▶ [Entries shown]:
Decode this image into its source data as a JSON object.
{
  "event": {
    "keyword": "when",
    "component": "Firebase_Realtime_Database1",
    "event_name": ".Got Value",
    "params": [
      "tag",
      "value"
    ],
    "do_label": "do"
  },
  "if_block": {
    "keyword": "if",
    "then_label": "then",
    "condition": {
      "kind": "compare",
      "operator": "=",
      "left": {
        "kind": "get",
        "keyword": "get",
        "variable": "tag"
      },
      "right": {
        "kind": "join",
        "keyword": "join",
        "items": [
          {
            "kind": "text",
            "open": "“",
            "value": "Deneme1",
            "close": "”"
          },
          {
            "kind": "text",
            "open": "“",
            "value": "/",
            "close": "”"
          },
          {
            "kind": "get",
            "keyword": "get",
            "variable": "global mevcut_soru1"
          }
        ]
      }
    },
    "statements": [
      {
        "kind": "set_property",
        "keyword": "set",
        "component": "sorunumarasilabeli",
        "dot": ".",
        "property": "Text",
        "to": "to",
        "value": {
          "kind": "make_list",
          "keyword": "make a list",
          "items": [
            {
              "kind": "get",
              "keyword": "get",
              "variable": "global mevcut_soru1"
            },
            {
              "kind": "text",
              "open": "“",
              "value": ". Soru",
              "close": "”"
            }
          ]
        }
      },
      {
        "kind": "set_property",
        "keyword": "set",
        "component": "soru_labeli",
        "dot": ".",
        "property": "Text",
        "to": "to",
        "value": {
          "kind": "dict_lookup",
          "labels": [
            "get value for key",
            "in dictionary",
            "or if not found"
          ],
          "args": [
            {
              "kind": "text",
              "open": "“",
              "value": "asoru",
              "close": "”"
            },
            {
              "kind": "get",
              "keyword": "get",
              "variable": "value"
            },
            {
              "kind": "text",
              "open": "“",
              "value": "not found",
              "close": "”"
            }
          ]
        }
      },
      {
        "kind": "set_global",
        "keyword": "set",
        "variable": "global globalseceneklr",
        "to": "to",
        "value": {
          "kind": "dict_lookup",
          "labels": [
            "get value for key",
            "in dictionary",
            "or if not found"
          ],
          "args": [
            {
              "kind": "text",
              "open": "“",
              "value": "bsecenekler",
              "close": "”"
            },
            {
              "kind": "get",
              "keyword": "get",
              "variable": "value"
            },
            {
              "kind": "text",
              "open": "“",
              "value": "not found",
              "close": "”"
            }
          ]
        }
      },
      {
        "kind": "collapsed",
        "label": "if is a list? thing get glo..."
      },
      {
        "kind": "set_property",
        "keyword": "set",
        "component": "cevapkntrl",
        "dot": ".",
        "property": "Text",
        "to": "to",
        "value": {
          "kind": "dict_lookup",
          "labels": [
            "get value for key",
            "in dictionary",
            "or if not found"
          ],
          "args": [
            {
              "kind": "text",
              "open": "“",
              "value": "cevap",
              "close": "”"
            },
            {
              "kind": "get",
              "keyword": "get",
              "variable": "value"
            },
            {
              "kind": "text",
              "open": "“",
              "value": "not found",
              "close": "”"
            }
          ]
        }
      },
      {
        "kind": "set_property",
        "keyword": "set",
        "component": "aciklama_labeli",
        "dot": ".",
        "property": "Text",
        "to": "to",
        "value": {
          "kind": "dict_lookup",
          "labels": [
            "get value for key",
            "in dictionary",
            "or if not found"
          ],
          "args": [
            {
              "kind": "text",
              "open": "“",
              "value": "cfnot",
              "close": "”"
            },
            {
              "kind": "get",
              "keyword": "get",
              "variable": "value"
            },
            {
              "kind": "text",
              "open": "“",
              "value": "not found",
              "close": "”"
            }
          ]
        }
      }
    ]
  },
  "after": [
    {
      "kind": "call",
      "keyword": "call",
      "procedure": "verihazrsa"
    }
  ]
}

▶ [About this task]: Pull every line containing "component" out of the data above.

▶ [Result]:
    "component": "Firebase_Realtime_Database1",
        "component": "sorunumarasilabeli",
        "component": "soru_labeli",
        "component": "cevapkntrl",
        "component": "aciklama_labeli",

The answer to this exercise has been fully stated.